• **TASK DIRECTIONS**
Please print the data that follows, keeping every line exact.

━━━

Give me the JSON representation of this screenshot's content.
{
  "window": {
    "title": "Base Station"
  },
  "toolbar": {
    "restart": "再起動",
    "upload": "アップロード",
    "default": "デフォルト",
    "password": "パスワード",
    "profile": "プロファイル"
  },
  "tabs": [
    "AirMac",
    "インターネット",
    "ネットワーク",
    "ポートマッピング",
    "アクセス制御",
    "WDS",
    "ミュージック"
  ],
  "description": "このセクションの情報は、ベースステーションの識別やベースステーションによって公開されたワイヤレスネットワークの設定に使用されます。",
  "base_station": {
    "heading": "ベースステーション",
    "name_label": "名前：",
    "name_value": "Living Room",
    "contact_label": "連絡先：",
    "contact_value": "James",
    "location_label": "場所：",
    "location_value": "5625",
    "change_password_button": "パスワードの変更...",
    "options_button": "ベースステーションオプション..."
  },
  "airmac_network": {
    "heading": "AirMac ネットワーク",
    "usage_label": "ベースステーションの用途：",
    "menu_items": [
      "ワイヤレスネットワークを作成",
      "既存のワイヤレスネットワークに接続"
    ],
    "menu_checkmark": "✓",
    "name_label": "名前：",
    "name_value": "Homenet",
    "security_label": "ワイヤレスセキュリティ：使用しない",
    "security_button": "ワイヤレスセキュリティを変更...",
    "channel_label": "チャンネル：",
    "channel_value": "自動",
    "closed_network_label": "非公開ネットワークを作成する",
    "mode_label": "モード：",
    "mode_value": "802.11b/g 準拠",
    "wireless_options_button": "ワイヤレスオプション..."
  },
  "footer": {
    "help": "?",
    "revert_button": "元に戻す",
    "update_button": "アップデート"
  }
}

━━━

• **RESPONSE TO THE EXERCISE**
Give me the JSON representation of this screenshot's content.
{
  "window": {
    "title": "Base Station"
  },
  "toolbar": {
    "restart": "再起動",
    "upload": "アップロード",
    "default": "デフォルト",
    "password": "パスワード",
    "profile": "プロファイル"
  },
  "tabs": [
    "AirMac",
    "インターネット",
    "ネットワーク",
    "ポートマッピング",
    "アクセス制御",
    "WDS",
    "ミュージック"
  ],
  "description": "このセクションの情報は、ベースステーションの識別やベースステーションによって公開されたワイヤレスネットワークの設定に使用されます。",
  "base_station": {
    "heading": "ベースステーション",
    "name_label": "名前：",
    "name_value": "Living Room",
    "contact_label": "連絡先：",
    "contact_value": "James",
    "location_label": "場所：",
    "location_value": "5625",
    "change_password_button": "パスワードの変更...",
    "options_button": "ベースステーションオプション..."
  },
  "airmac_network": {
    "heading": "AirMac ネットワーク",
    "usage_label": "ベースステーションの用途：",
    "menu_items": [
      "ワイヤレスネットワークを作成",
      "既存のワイヤレスネットワークに接続"
    ],
    "menu_checkmark": "✓",
    "name_label": "名前：",
    "name_value": "Homenet",
    "security_label": "ワイヤレスセキュリティ：使用しない",
    "security_button": "ワイヤレスセキュリティを変更...",
    "channel_label": "チャンネル：",
    "channel_value": "自動",
    "closed_network_label": "非公開ネットワークを作成する",
    "mode_label": "モード：",
    "mode_value": "802.11b/g 準拠",
    "wireless_options_button": "ワイヤレスオプション..."
  },
  "footer": {
    "help": "?",
    "revert_button": "元に戻す",
    "update_button": "アップデート"
  }
}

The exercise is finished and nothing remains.